Lent began March 5, Ash Wednesday. I’m a bit late. But so many of us aren’t familiar with Lent or the reason for Lent. Considering the busyness of American life, I think Lent is more relevant and necessary than Christmas. So, here’s an invitation to consider the Lenten season:
Perhaps you’ve noticed every year about this time: For a limited time, Wendy’s offers its Artic Cod. Burger King pushes its BK Big Fish. Some McDonalds locations even offer a double Filet-O-Fish. The new push in fast food offerings is more visible in larger cities, but the reason is actually almost 1700 years old and observed world-wide. Even America’s fast food chains observe the Christian season of Lent, though their reasons may not be the same as ours.
Of course, individual and institutional interest in Lent varies tremendously.
Perhaps, you see yourself as some kind of Christian but you don’t even think about Lent. Perhaps, you come from a Protestant background and subconsciously associate Lent with Catholicism so you’ve never really observed it. Perhaps you couldn’t care less about Christianity or organized religion or Lent. Perhaps religious traditions creep you out – with its smells & bells, and seemingly narrow minded people.
Regardless of your religious views, Lent might be a gift in your life. The season of Lent began on Ash Wednesday (March 5), and it will continue through Easter (April 20). With the haste and pace of life, I think you’ll find the Spirit of Lent meaningful and its intentions important to our lives and life together.
Lent is a time of self-reflection, reconciliation, anticipation, and renewal. If a week were a year-long, the 40-days of Lent would be like a long Sunday.
Lent is a time to think about life, all its commitments, what actually consumes your energy and consumes your time. It’s a time to take inventory of your life life you would a treasure chest – like a scrapbook of memories of your child’s first 8 years or a long-forgotten box of your great grandma’s belongings.
Think about the relationships in your life. Which ones are broken or strained? Who do you miss in your life? Where does your heart yearn for reconciliation. This could be your relationship with God, spirituality, or church. It could be an old friend or family member. Lent is a time of anticipating new life.
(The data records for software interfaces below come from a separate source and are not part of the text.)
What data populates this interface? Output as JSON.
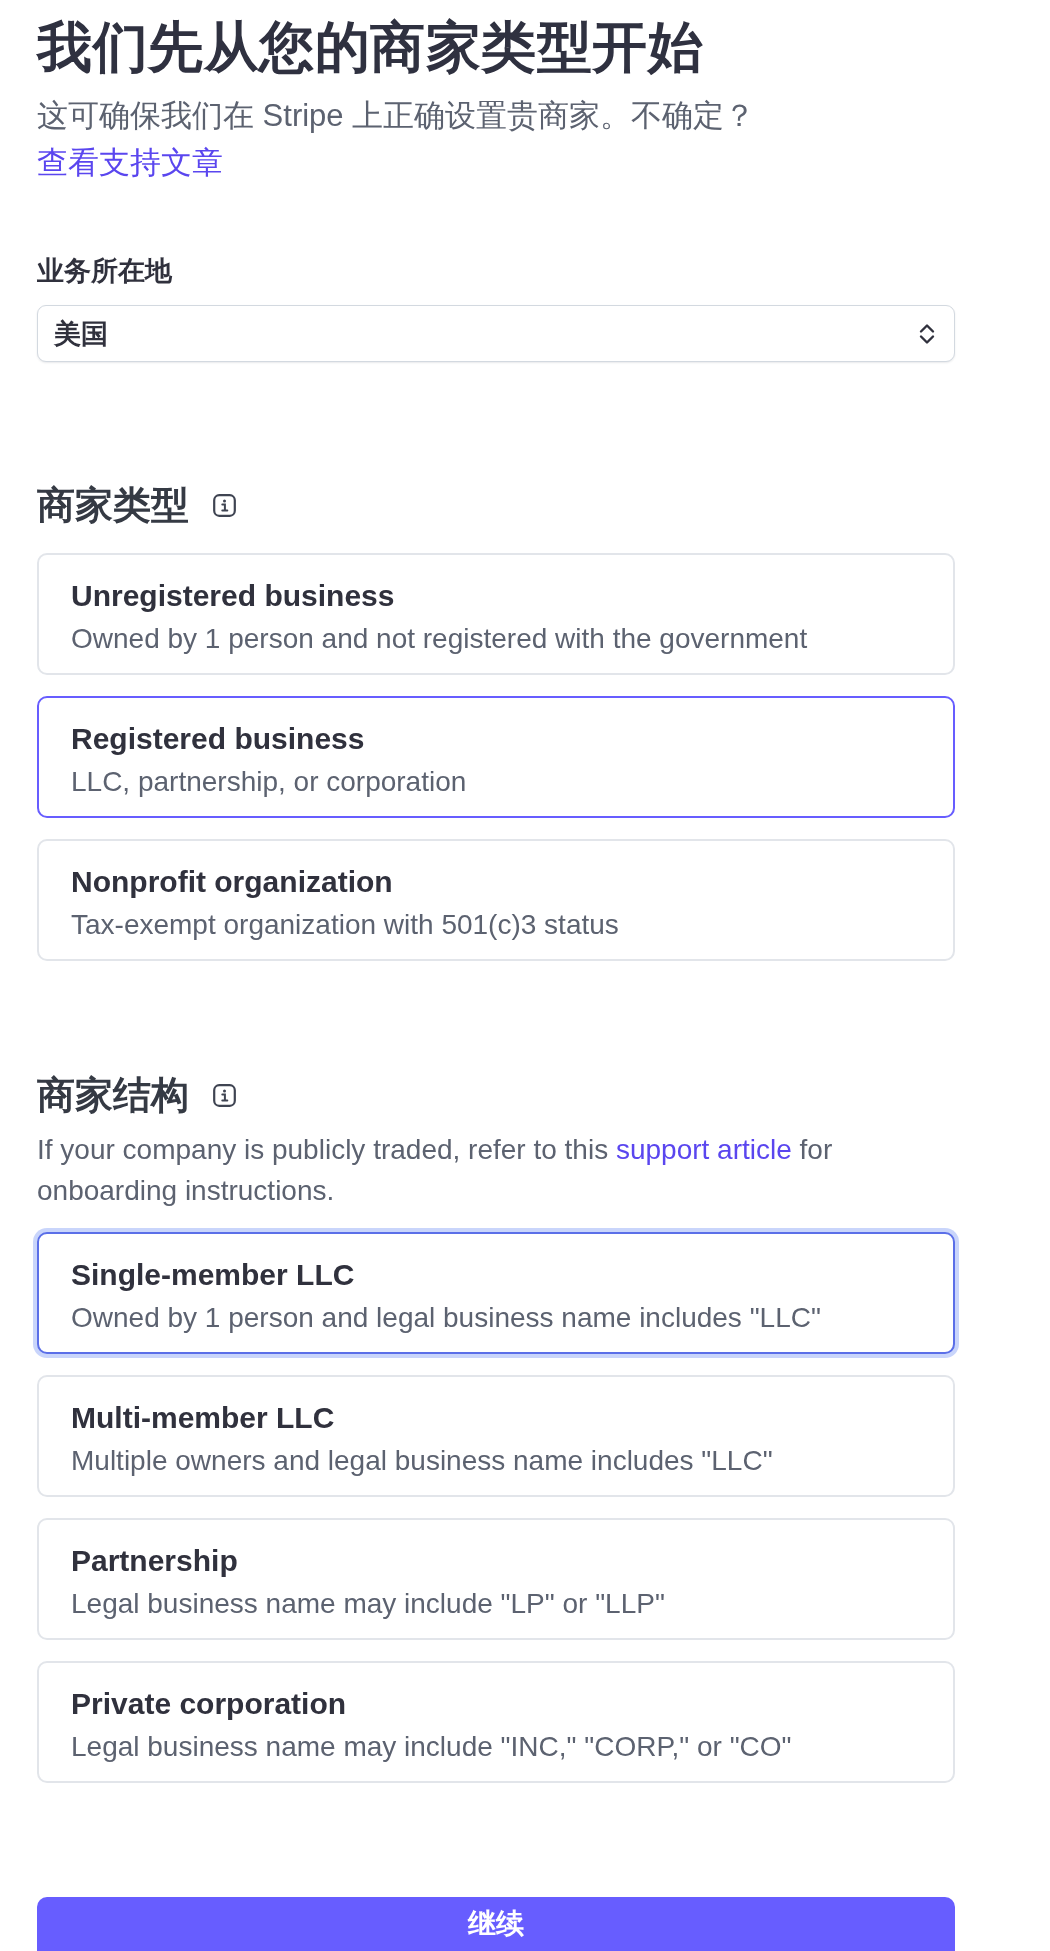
{
  "page": {
    "title": "我们先从您的商家类型开始",
    "subtitle": {
      "text": "这可确保我们在 Stripe 上正确设置贵商家。不确定？",
      "link": "查看支持文章"
    }
  },
  "location_field": {
    "label": "业务所在地",
    "value": "美国"
  },
  "business_type": {
    "heading": "商家类型",
    "options": [
      {
        "title": "Unregistered business",
        "description": "Owned by 1 person and not registered with the government",
        "selected": false,
        "focused": false
      },
      {
        "title": "Registered business",
        "description": "LLC, partnership, or corporation",
        "selected": true,
        "focused": false
      },
      {
        "title": "Nonprofit organization",
        "description": "Tax-exempt organization with 501(c)3 status",
        "selected": false,
        "focused": false
      }
    ]
  },
  "business_structure": {
    "heading": "商家结构",
    "note": {
      "before": "If your company is publicly traded, refer to this ",
      "link": "support article",
      "after": " for onboarding instructions."
    },
    "options": [
      {
        "title": "Single-member LLC",
        "description": "Owned by 1 person and legal business name includes \"LLC\"",
        "selected": true,
        "focused": true
      },
      {
        "title": "Multi-member LLC",
        "description": "Multiple owners and legal business name includes \"LLC\"",
        "selected": false,
        "focused": false
      },
      {
        "title": "Partnership",
        "description": "Legal business name may include \"LP\" or \"LLP\"",
        "selected": false,
        "focused": false
      },
      {
        "title": "Private corporation",
        "description": "Legal business name may include \"INC,\" \"CORP,\" or \"CO\"",
        "selected": false,
        "focused": false
      }
    ]
  },
  "continue_button": {
    "label": "继续"
  }
}
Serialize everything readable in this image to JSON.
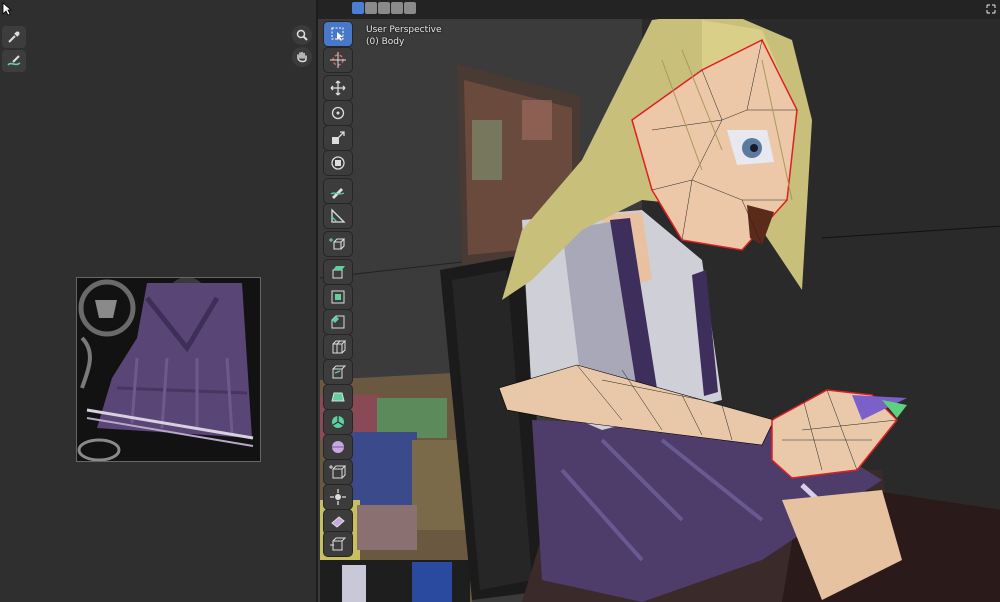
{
  "uv_editor": {
    "tools": [
      {
        "name": "sample-tool",
        "icon": "eyedropper-icon"
      },
      {
        "name": "annotate-tool",
        "icon": "annotate-pen-icon"
      }
    ],
    "nav": [
      {
        "name": "zoom",
        "icon": "zoom-icon"
      },
      {
        "name": "pan",
        "icon": "hand-icon"
      }
    ]
  },
  "viewport": {
    "view_name": "User Perspective",
    "object_name": "(0) Body",
    "select_modes": [
      "vertex",
      "edge",
      "face",
      "extend",
      "subtract"
    ],
    "tools": [
      {
        "name": "select-box",
        "icon": "select-box-icon",
        "active": true
      },
      {
        "name": "cursor",
        "icon": "cursor-3d-icon"
      },
      {
        "name": "move",
        "icon": "move-icon"
      },
      {
        "name": "rotate",
        "icon": "rotate-icon"
      },
      {
        "name": "scale",
        "icon": "scale-icon"
      },
      {
        "name": "transform",
        "icon": "transform-icon"
      },
      {
        "name": "annotate",
        "icon": "annotate-icon"
      },
      {
        "name": "measure",
        "icon": "measure-icon"
      },
      {
        "name": "add-cube",
        "icon": "add-cube-icon"
      },
      {
        "name": "extrude",
        "icon": "extrude-icon"
      },
      {
        "name": "inset",
        "icon": "inset-icon"
      },
      {
        "name": "bevel",
        "icon": "bevel-icon"
      },
      {
        "name": "loop-cut",
        "icon": "loop-cut-icon"
      },
      {
        "name": "knife",
        "icon": "knife-icon"
      },
      {
        "name": "poly-build",
        "icon": "poly-build-icon"
      },
      {
        "name": "spin",
        "icon": "spin-icon"
      },
      {
        "name": "smooth",
        "icon": "smooth-icon"
      },
      {
        "name": "edge-slide",
        "icon": "edge-slide-icon"
      },
      {
        "name": "shrink-fatten",
        "icon": "shrink-fatten-icon"
      },
      {
        "name": "shear",
        "icon": "shear-icon"
      },
      {
        "name": "rip",
        "icon": "rip-icon"
      }
    ]
  },
  "colors": {
    "active_tool": "#4a78c8",
    "selected_edge": "#e02020",
    "panel_bg": "#2f2f2f"
  }
}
Taking inventory of broken relationships and old wounds is important because they can receive new life again.
Think about all the things that fill your time and attention day-to-day. Personal or professional demands, endless emails, immature people, over-committed coworders, the budget crunch, running to kids activities, house hunting or house repairs, laundry, escape into TV shows, and screens that bombard us with both emptiness and activity.
Think of one thing you could live without, that perhaps your dependent on. Fast from it to make room for something nutritious to your soul, good for your heart, or just plain more meaningful to you. Send a brief email to your child or old friend daily; Tell them how you feel. Read scripture or poetry, even for 10 minutes at the beginning or end of your day. Listen to music that moves you. Take time to find deeper meaning in the moments of your day.
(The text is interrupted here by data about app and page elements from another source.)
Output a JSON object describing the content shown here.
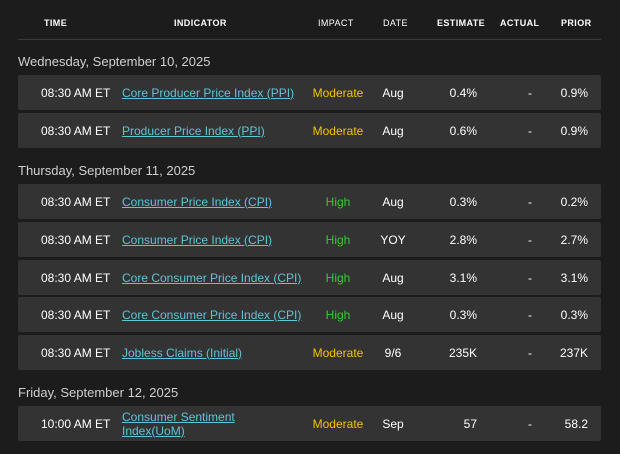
{
  "columns": {
    "time": "TIME",
    "indicator": "INDICATOR",
    "impact": "IMPACT",
    "date": "DATE",
    "estimate": "ESTIMATE",
    "actual": "ACTUAL",
    "prior": "PRIOR"
  },
  "days": [
    {
      "heading": "Wednesday, September 10, 2025",
      "events": [
        {
          "time": "08:30 AM ET",
          "indicator": "Core Producer Price Index (PPI)",
          "impact": "Moderate",
          "date": "Aug",
          "estimate": "0.4%",
          "actual": "-",
          "prior": "0.9%"
        },
        {
          "time": "08:30 AM ET",
          "indicator": "Producer Price Index (PPI)",
          "impact": "Moderate",
          "date": "Aug",
          "estimate": "0.6%",
          "actual": "-",
          "prior": "0.9%"
        }
      ]
    },
    {
      "heading": "Thursday, September 11, 2025",
      "events": [
        {
          "time": "08:30 AM ET",
          "indicator": "Consumer Price Index (CPI)",
          "impact": "High",
          "date": "Aug",
          "estimate": "0.3%",
          "actual": "-",
          "prior": "0.2%"
        },
        {
          "time": "08:30 AM ET",
          "indicator": "Consumer Price Index (CPI)",
          "impact": "High",
          "date": "YOY",
          "estimate": "2.8%",
          "actual": "-",
          "prior": "2.7%"
        },
        {
          "time": "08:30 AM ET",
          "indicator": "Core Consumer Price Index (CPI)",
          "impact": "High",
          "date": "Aug",
          "estimate": "3.1%",
          "actual": "-",
          "prior": "3.1%"
        },
        {
          "time": "08:30 AM ET",
          "indicator": "Core Consumer Price Index (CPI)",
          "impact": "High",
          "date": "Aug",
          "estimate": "0.3%",
          "actual": "-",
          "prior": "0.3%"
        },
        {
          "time": "08:30 AM ET",
          "indicator": "Jobless Claims (Initial)",
          "impact": "Moderate",
          "date": "9/6",
          "estimate": "235K",
          "actual": "-",
          "prior": "237K"
        }
      ]
    },
    {
      "heading": "Friday, September 12, 2025",
      "events": [
        {
          "time": "10:00 AM ET",
          "indicator": "Consumer Sentiment Index(UoM)",
          "impact": "Moderate",
          "date": "Sep",
          "estimate": "57",
          "actual": "-",
          "prior": "58.2"
        }
      ]
    }
  ],
  "colors": {
    "high": "#33cc33",
    "moderate": "#f2c400",
    "link": "#5fc4d8"
  }
}
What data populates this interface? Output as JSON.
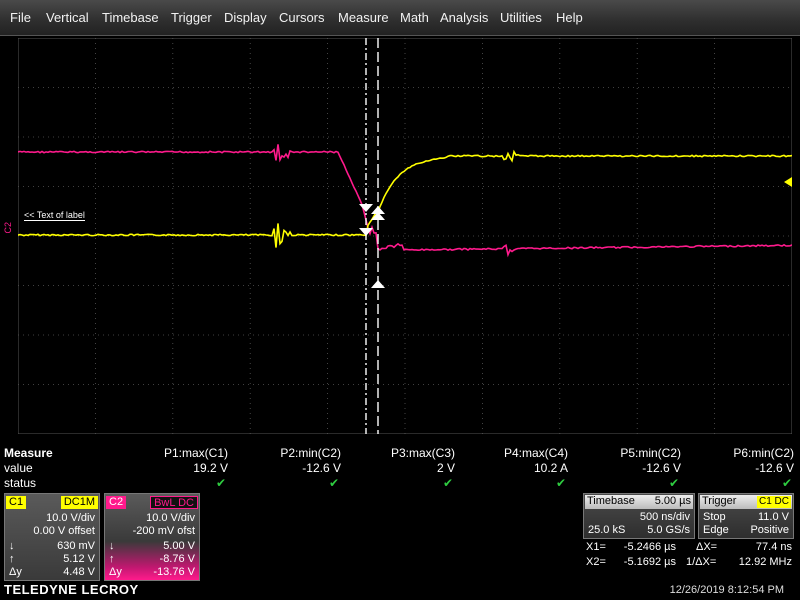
{
  "menu": [
    "File",
    "Vertical",
    "Timebase",
    "Trigger",
    "Display",
    "Cursors",
    "Measure",
    "Math",
    "Analysis",
    "Utilities",
    "Help"
  ],
  "colors": {
    "c1": "#ffff00",
    "c2": "#ff1a8c",
    "grid": "#555555",
    "cursor": "#ffffff",
    "check": "#2ecc40"
  },
  "grid": {
    "label": "<< Text of label",
    "c2_marker": "C2",
    "trigger_marker_icon": "left-triangle-icon"
  },
  "measure": {
    "title": "Measure",
    "row_value": "value",
    "row_status": "status",
    "params": [
      {
        "name": "P1:max(C1)",
        "value": "19.2 V",
        "status": "ok"
      },
      {
        "name": "P2:min(C2)",
        "value": "-12.6 V",
        "status": "ok"
      },
      {
        "name": "P3:max(C3)",
        "value": "2 V",
        "status": "ok"
      },
      {
        "name": "P4:max(C4)",
        "value": "10.2 A",
        "status": "ok"
      },
      {
        "name": "P5:min(C2)",
        "value": "-12.6 V",
        "status": "ok"
      },
      {
        "name": "P6:min(C2)",
        "value": "-12.6 V",
        "status": "ok"
      }
    ]
  },
  "c1": {
    "label": "C1",
    "coupling": "DC1M",
    "vdiv": "10.0 V/div",
    "offset": "0.00 V offset",
    "down_val": "630 mV",
    "up_val": "5.12 V",
    "dy_val": "4.48 V"
  },
  "c2": {
    "label": "C2",
    "coupling": "BwL DC",
    "vdiv": "10.0 V/div",
    "offset": "-200 mV ofst",
    "down_val": "5.00 V",
    "up_val": "-8.76 V",
    "dy_val": "-13.76 V"
  },
  "timebase": {
    "label": "Timebase",
    "value": "5.00 µs",
    "div": "500 ns/div",
    "samples": "25.0 kS",
    "rate": "5.0 GS/s"
  },
  "trigger": {
    "label": "Trigger",
    "badge": "C1 DC",
    "mode": "Stop",
    "level": "11.0 V",
    "type": "Edge",
    "slope": "Positive"
  },
  "cursors": {
    "x1_label": "X1=",
    "x1": "-5.2466 µs",
    "dx_label": "ΔX=",
    "dx": "77.4 ns",
    "x2_label": "X2=",
    "x2": "-5.1692 µs",
    "inv_label": "1/ΔX=",
    "inv": "12.92 MHz"
  },
  "footer": {
    "logo": "TELEDYNE LECROY",
    "datetime": "12/26/2019 8:12:54 PM"
  }
}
It’s difficult at first, but it actually does feel better than running through your to-do list or getting through to the next thing.
Lastly, believe that every year the earth rebirths itself in spring. There is a reason that Lent bridges winter and spring, and Easter is celebrated after the end of the winter season. The earth renews itself and we can renew ourselves. The story is that even God confronts life’s pain and horrors, suffers and dies, and comes to life again. Call it the circle of life. Call it hope in the darkness. Call it the promise of morning. Call it grace and the miracle of new life. Trust on it. Bank on it. Anticipate it. Prepare for it. Don’t ignore it and let the opportunity go by. That’s what Lent is for.
Together, this is the meaning of Lent. It’s an ancient wisdom that began over 1700 years ago before denominations, TV evangelists, or even most of the world could read. It’s an invitation to self-reflection, reconciliation, anticipation and renewal.
Maybe it’s not so wacky. You’re invited to consider the meaning of this season for your own life.
If nothing else, sometime before Easter order a double Fish Filet.